Everyday my seven year old must read for 10 minutes. The school says so. Some days it is not easy, and lord knows I don't want to force him to read at knifepoint. So here, for what it's worth, is a tip, which I think is rather a nice one, and which I've never heard anyone else mention it: on nights when I think it might be a struggle, I communicate only in written notes. One can still be sarcastic through facial expressions. And it gets him to read. (Here is the math I use, although I personally was always much better at reading: 3 short notes = 1 minute of reading, so after 30 notes we can stop).
This can also be made into a game--anyone remember the wonderful treasure hunt in Spiderweb for Two, by Elizabeth Enright, where written clue led to written clue over the course of the year? Notes about treasure always get read, and there can be as many clues as you want, ranging from the simple "look under your beg" to the dangerous "look in your closet" (he keeps his rock collection on the floor of it).

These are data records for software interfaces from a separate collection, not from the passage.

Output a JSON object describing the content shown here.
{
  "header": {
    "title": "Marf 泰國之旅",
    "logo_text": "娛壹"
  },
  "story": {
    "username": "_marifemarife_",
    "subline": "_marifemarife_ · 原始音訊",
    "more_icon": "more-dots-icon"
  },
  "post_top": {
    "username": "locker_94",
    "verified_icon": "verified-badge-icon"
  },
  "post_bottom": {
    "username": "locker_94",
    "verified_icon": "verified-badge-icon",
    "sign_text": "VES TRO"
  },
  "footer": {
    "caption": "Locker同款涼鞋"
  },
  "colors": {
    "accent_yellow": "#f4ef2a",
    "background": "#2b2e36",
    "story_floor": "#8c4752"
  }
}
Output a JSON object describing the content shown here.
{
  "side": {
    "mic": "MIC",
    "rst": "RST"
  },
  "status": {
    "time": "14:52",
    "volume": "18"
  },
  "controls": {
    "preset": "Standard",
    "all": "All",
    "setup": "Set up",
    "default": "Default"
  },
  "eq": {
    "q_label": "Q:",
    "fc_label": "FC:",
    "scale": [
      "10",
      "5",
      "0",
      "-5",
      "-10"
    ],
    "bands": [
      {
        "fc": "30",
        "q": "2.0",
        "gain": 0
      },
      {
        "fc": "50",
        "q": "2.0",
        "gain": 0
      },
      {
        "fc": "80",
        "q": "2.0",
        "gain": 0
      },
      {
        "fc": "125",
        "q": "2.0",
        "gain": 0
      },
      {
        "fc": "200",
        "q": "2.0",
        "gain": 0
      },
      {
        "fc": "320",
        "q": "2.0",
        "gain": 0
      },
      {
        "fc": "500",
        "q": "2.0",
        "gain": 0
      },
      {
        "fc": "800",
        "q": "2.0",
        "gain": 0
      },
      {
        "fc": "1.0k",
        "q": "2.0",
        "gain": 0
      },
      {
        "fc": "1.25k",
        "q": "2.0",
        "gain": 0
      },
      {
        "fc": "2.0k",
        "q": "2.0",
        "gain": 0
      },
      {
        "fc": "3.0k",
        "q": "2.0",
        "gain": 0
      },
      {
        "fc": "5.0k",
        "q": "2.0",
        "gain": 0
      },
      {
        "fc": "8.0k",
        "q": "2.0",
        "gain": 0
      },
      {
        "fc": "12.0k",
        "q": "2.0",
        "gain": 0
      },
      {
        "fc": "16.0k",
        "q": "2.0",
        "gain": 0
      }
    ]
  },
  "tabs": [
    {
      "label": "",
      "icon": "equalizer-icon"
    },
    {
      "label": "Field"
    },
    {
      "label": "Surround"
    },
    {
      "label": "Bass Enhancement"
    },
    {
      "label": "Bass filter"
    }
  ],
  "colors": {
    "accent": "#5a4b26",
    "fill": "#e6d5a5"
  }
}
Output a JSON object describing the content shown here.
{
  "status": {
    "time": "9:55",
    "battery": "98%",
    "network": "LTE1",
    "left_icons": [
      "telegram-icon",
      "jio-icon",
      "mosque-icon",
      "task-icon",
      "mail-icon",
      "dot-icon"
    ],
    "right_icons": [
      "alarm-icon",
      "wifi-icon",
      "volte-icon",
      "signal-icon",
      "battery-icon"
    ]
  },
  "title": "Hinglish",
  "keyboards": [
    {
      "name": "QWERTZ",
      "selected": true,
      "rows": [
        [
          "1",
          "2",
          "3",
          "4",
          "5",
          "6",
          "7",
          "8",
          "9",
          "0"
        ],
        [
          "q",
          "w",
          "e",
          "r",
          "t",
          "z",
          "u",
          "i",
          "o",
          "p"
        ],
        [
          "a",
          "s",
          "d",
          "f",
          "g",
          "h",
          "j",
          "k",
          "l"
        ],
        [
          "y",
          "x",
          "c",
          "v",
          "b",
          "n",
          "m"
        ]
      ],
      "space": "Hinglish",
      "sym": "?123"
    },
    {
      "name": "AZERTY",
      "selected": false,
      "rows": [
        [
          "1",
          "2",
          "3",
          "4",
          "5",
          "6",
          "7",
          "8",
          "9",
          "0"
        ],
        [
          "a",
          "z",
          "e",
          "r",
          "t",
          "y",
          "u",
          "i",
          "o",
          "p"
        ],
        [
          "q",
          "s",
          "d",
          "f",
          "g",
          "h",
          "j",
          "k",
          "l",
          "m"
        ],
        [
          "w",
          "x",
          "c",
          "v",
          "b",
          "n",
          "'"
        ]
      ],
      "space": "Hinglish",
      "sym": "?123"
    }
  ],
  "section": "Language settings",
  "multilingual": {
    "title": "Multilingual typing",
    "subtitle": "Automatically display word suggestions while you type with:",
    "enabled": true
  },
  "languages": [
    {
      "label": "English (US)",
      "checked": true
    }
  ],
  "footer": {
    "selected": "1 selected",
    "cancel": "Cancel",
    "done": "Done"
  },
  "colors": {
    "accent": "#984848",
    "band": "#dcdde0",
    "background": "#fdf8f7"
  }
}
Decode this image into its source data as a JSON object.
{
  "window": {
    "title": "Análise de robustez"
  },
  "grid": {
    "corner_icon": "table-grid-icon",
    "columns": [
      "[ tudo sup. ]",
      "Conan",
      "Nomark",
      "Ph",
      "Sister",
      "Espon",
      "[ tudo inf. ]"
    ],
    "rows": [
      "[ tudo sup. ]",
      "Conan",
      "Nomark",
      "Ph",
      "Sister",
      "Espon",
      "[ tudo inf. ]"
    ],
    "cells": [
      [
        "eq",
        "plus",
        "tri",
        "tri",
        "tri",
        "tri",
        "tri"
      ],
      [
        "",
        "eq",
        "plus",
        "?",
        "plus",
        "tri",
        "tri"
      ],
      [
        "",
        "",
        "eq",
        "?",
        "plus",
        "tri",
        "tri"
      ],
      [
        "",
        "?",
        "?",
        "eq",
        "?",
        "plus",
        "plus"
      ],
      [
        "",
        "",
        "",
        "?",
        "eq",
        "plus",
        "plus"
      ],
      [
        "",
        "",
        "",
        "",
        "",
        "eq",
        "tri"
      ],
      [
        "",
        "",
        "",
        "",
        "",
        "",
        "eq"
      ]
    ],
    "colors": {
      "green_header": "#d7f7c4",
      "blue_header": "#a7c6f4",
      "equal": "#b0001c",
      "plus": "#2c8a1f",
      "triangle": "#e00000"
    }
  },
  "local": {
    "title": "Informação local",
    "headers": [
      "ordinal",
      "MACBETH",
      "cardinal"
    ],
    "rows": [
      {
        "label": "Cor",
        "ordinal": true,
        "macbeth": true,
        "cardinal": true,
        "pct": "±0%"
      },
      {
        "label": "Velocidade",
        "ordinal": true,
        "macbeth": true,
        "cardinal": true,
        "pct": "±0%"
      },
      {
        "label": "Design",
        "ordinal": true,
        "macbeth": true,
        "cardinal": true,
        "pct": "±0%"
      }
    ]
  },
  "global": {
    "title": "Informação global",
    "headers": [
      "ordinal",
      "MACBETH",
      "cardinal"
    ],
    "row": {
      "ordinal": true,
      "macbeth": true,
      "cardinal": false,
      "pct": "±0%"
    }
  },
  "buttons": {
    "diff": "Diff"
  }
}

Over at Reading Rockets there's a request for suggestions on books to read aloud to two girls who have achieved Reading-ness, and don't particularly have any interest in being read to. I can't think of any books in particular, but I do have a thought. Reading out loud doesn’t have to happen on a sofa--we used to be read to while we colored, painted, sewed...although none of use ever did complicated models meant for much older children, like Petrova did in Ballet Shoes when they were all being read to. So maybe if the new book to be read aloud was begun with a new quite activity, it would give it impetus... (and if the girls in question haven't read Ballet Shoes, maybe that would be a good one....)